__EXERCISE AIM__
A faithful copy of the data is what is wanted, minus any pictures.

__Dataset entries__
• • • • • • •

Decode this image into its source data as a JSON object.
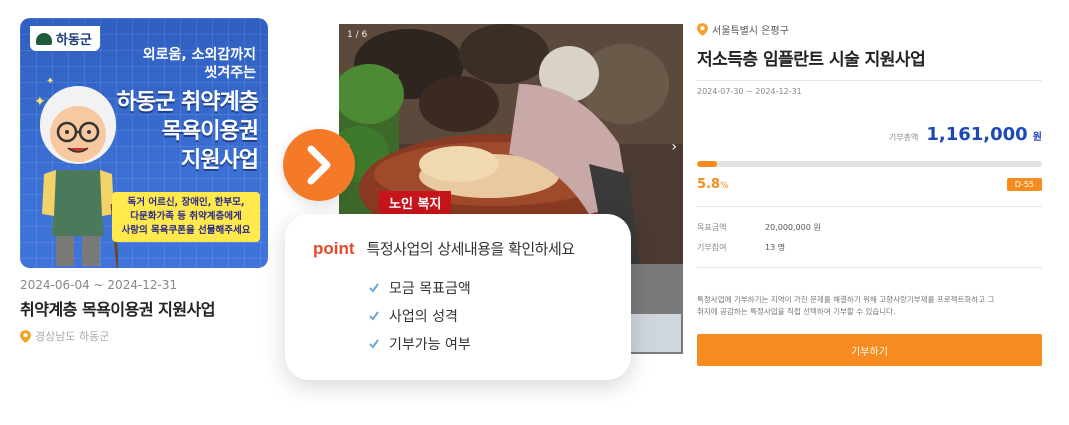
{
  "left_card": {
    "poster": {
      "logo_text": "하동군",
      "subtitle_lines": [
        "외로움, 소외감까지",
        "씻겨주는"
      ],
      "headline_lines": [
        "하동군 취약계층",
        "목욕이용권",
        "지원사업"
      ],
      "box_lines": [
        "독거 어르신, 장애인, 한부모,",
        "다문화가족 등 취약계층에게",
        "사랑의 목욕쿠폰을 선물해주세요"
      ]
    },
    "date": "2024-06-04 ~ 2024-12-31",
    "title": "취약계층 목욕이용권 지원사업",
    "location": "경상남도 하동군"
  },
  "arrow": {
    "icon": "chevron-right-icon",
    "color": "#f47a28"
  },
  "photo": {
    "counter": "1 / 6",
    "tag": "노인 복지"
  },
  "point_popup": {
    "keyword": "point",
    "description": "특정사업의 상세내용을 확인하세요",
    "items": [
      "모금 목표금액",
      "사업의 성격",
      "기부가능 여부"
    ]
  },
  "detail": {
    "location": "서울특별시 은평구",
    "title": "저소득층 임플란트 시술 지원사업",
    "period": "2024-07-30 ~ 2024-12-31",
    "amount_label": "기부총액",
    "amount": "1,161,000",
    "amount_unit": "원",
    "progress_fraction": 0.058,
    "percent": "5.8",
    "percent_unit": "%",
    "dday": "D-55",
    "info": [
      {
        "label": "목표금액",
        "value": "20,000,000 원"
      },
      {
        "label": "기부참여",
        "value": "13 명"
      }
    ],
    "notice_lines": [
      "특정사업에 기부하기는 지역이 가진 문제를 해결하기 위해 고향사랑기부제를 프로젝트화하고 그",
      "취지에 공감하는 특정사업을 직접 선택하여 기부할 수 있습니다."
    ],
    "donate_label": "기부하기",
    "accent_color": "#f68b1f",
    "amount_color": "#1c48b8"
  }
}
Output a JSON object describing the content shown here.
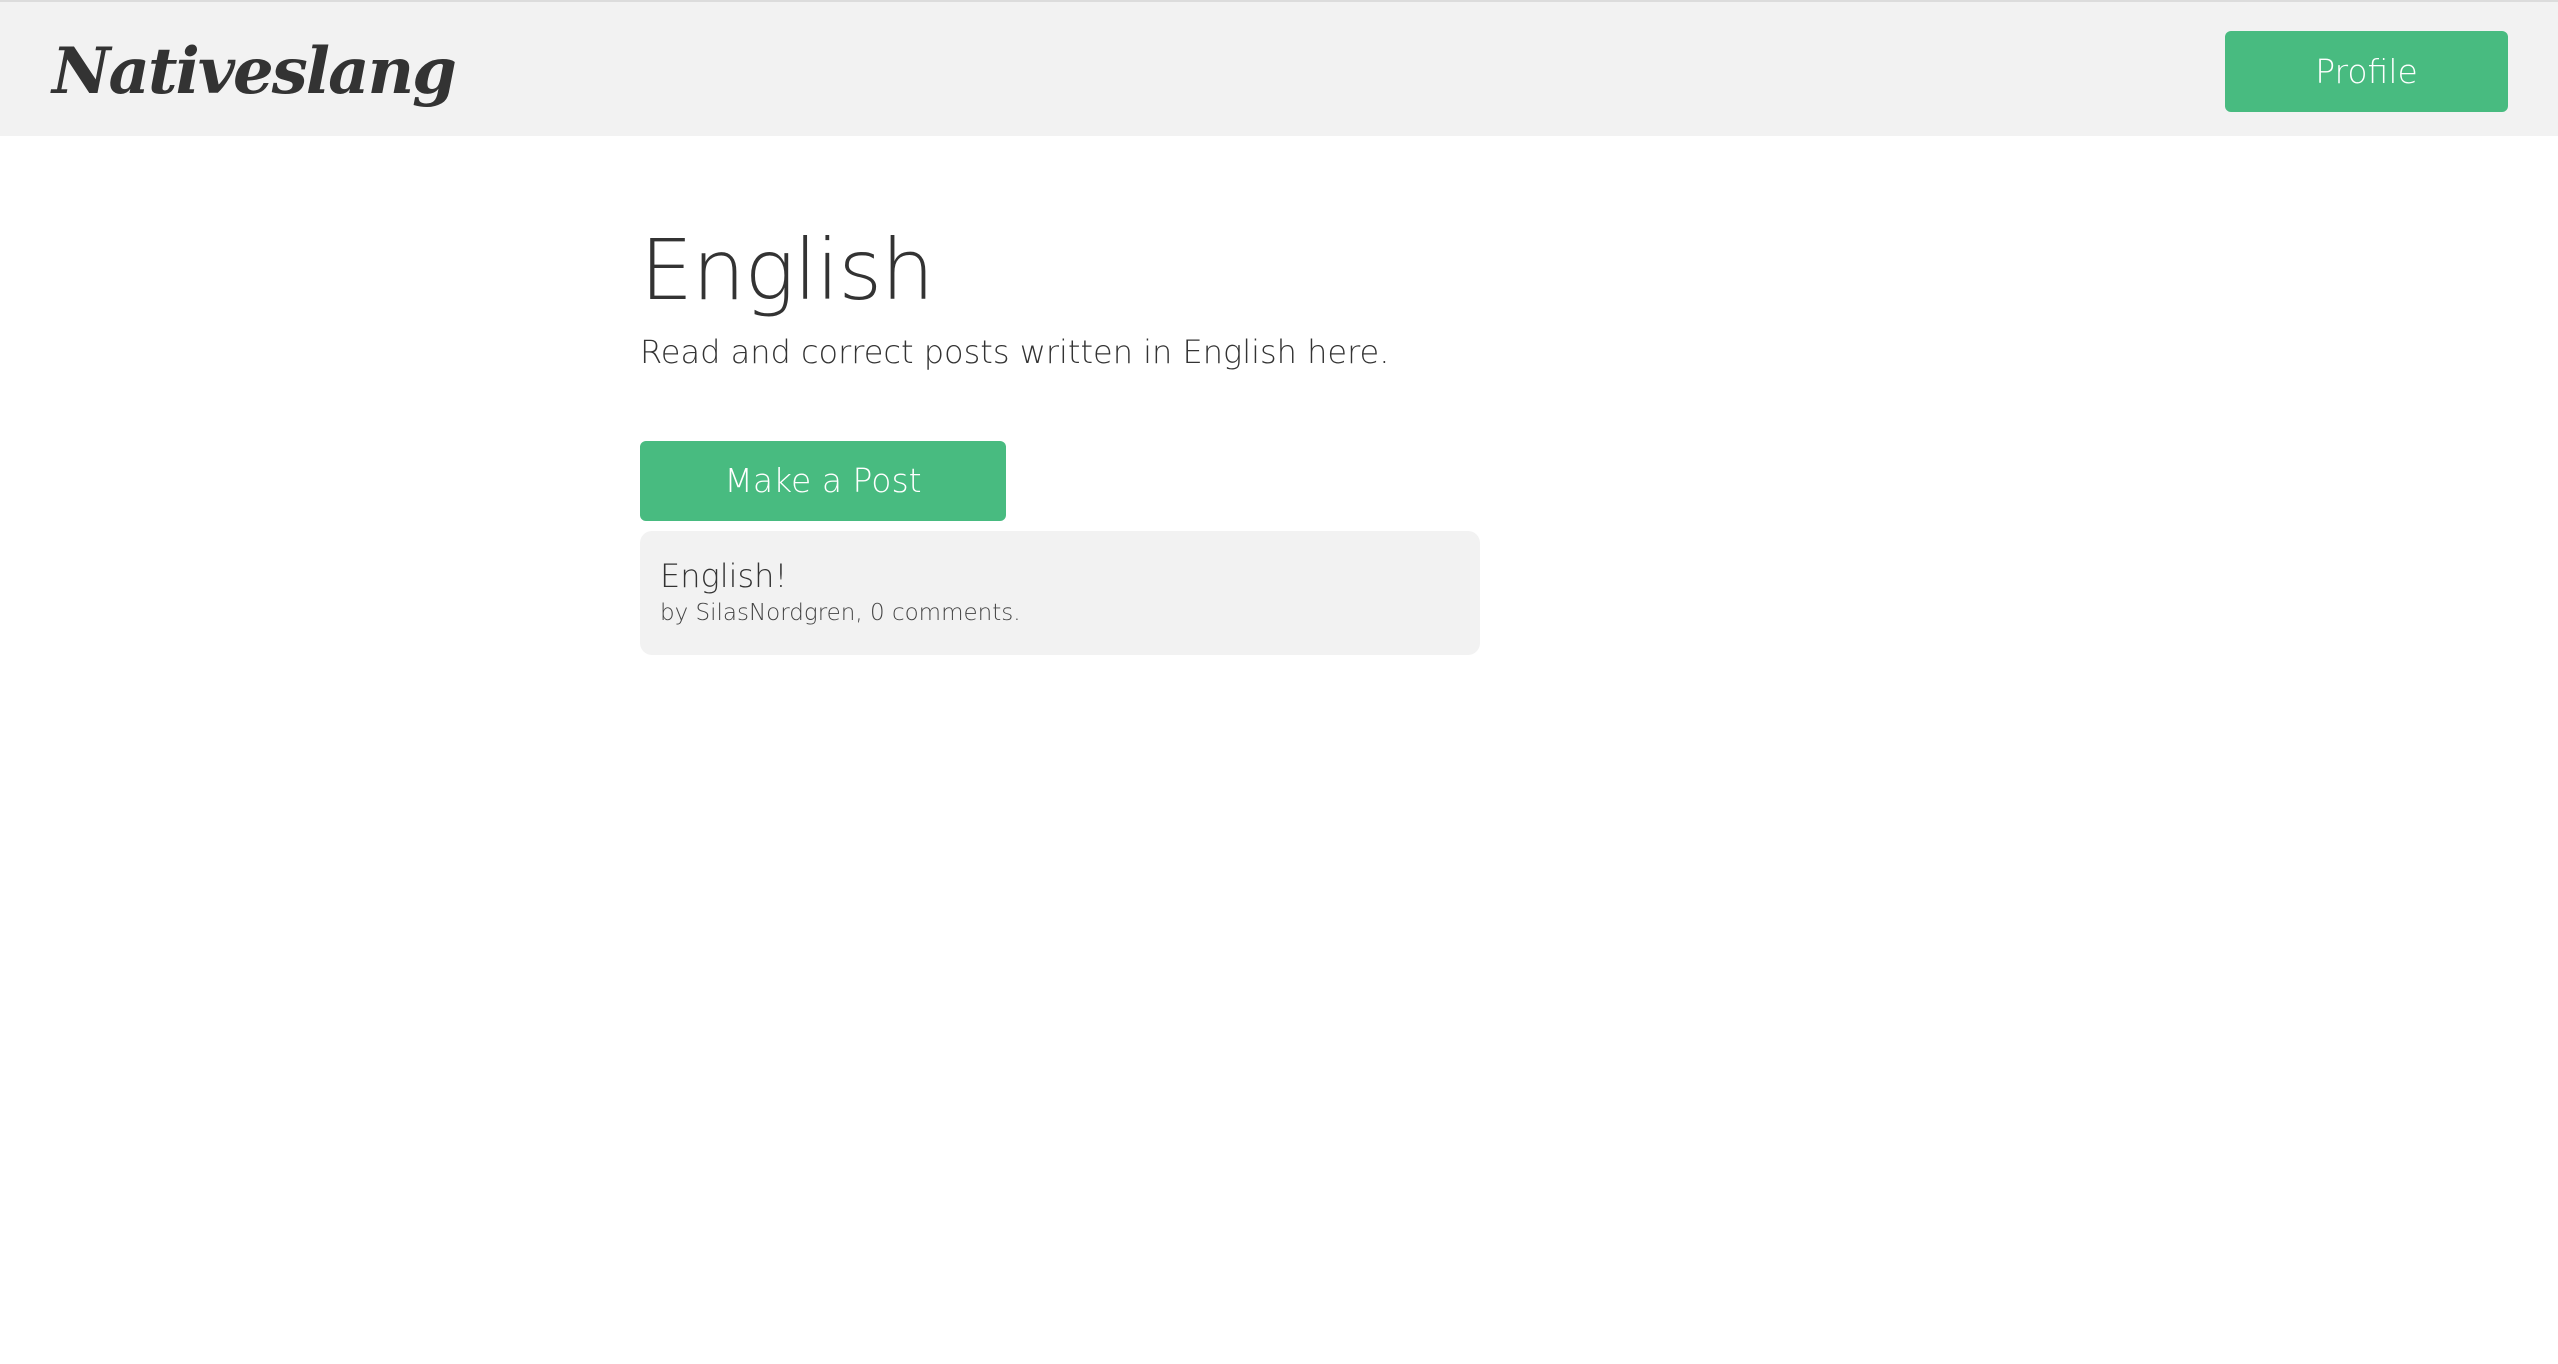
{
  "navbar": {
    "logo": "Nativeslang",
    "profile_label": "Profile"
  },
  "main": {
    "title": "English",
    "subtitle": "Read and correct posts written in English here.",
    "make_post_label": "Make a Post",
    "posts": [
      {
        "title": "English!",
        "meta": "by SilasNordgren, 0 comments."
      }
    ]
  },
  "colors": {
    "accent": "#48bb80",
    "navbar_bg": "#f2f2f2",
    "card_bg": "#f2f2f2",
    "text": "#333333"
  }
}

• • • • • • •

__WRITTEN ANSWER__
Decode this image into its source data as a JSON object.
{
  "left_card": {
    "poster": {
      "logo_text": "하동군",
      "subtitle_lines": [
        "외로움, 소외감까지",
        "씻겨주는"
      ],
      "headline_lines": [
        "하동군 취약계층",
        "목욕이용권",
        "지원사업"
      ],
      "box_lines": [
        "독거 어르신, 장애인, 한부모,",
        "다문화가족 등 취약계층에게",
        "사랑의 목욕쿠폰을 선물해주세요"
      ]
    },
    "date": "2024-06-04 ~ 2024-12-31",
    "title": "취약계층 목욕이용권 지원사업",
    "location": "경상남도 하동군"
  },
  "arrow": {
    "icon": "chevron-right-icon",
    "color": "#f47a28"
  },
  "photo": {
    "counter": "1 / 6",
    "tag": "노인 복지"
  },
  "point_popup": {
    "keyword": "point",
    "description": "특정사업의 상세내용을 확인하세요",
    "items": [
      "모금 목표금액",
      "사업의 성격",
      "기부가능 여부"
    ]
  },
  "detail": {
    "location": "서울특별시 은평구",
    "title": "저소득층 임플란트 시술 지원사업",
    "period": "2024-07-30 ~ 2024-12-31",
    "amount_label": "기부총액",
    "amount": "1,161,000",
    "amount_unit": "원",
    "progress_fraction": 0.058,
    "percent": "5.8",
    "percent_unit": "%",
    "dday": "D-55",
    "info": [
      {
        "label": "목표금액",
        "value": "20,000,000 원"
      },
      {
        "label": "기부참여",
        "value": "13 명"
      }
    ],
    "notice_lines": [
      "특정사업에 기부하기는 지역이 가진 문제를 해결하기 위해 고향사랑기부제를 프로젝트화하고 그",
      "취지에 공감하는 특정사업을 직접 선택하여 기부할 수 있습니다."
    ],
    "donate_label": "기부하기",
    "accent_color": "#f68b1f",
    "amount_color": "#1c48b8"
  }
}
Output a JSON object describing the content shown here.
{
  "navbar": {
    "logo": "Nativeslang",
    "profile_label": "Profile"
  },
  "main": {
    "title": "English",
    "subtitle": "Read and correct posts written in English here.",
    "make_post_label": "Make a Post",
    "posts": [
      {
        "title": "English!",
        "meta": "by SilasNordgren, 0 comments."
      }
    ]
  },
  "colors": {
    "accent": "#48bb80",
    "navbar_bg": "#f2f2f2",
    "card_bg": "#f2f2f2",
    "text": "#333333"
  }
}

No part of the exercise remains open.